Simple logic told me that carmakers built cars to sell. And, to get the car produced at a reasonable price point and to look the way they wanted it to look, the automakers had to make compromises in the design of the components used in the vehicle. On top of that, I realized that the aftermarket manufacturers had the advantage of studying how the OE parts wore, re-engineering the parts to compensate for inherent weaknesses in the original design.
Somehow, though, over the years, we seem to have let that quality advantage melt away, allowing the quality message become a perception of “almost as good,” with the carmakers slowly eroding the truth that aftermarket components are equal to or better than OE parts. Regardless of the reality, perception is what folks believe.

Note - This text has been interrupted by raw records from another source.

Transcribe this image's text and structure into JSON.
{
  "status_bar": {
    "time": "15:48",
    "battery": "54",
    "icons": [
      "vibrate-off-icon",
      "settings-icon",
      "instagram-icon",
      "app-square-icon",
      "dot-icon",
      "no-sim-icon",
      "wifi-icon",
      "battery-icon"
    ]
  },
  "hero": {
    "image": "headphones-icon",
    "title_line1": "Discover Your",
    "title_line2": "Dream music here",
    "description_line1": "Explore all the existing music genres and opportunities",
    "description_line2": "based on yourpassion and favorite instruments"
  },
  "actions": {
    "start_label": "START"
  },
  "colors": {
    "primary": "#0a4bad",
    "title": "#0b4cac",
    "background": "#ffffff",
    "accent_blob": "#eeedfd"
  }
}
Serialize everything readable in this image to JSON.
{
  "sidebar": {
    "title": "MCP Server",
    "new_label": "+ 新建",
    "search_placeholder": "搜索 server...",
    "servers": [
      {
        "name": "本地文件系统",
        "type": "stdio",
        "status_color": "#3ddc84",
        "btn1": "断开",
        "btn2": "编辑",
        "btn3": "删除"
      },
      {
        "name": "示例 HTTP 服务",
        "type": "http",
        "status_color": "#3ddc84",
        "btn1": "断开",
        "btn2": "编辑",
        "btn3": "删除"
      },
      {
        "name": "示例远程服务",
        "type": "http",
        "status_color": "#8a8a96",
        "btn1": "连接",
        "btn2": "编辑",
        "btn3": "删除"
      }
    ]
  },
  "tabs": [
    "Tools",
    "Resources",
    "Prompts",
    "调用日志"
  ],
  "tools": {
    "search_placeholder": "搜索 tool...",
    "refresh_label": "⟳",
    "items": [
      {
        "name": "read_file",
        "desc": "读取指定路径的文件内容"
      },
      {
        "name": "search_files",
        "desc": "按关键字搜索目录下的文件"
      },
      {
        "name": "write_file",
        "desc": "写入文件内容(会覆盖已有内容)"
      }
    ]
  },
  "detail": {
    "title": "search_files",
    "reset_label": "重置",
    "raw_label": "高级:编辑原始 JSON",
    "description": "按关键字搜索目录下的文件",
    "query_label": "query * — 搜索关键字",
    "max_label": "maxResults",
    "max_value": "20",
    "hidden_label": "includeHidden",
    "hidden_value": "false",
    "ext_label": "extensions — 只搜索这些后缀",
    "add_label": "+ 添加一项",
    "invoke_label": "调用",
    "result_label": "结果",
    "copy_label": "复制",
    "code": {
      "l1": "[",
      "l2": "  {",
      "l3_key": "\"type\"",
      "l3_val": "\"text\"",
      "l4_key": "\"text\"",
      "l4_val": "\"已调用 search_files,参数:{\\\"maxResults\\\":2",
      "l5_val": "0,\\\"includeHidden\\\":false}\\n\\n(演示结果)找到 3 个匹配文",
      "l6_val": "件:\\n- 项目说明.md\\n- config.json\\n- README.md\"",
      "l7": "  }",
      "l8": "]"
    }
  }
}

That’s why I have been pleased with the overall “Know Your Parts” campaign out if AASA, and particularly pleased to see that they have taken the campaign a step further, beginning the process of setting up a website for technicians and shop owners that promotes the “what’s in the box” message to the keystone members of the aftermarket channel.
To that end, AASA is now seeking significant input from those technicians and shop owners in the industry regarding what should be available on that site, what types of information will benefit the folks who throw away the box. Those interested in supplying some ideas can go to the site noted above and share their input.
Back in the day, consumers knew that aftermarket product was quality product, backed by brand names that they recognized and knew they could trust in. But brand awareness has diminished over the years, and many of the most recognized aftermarket brands have either faded completely out of sight or have been diluted to the point that they are barely remembered. And, in the breach, there are parts retailers and program groups — today’s recognized brands and the ones that must promote the quality of the product and the quality of the shops that do the work.
Like or not, the world has changed dramatically, and how the message gets to consumers is more complex now then ever. Between social media and other Internet-based entities, consumers are inundated with the marketing message from both carmakers and aftermartketers alike. But, for too long, as an industry, we have allowed others to control the quality message.
Maybe we assume consumers know our parts are the highest quality and, most often, better than the original components. But, through programs like the “Know Your Parts” campaign, maybe we can continue to regain the ground we have lost regarding the quality message.
Gary A. Molinaro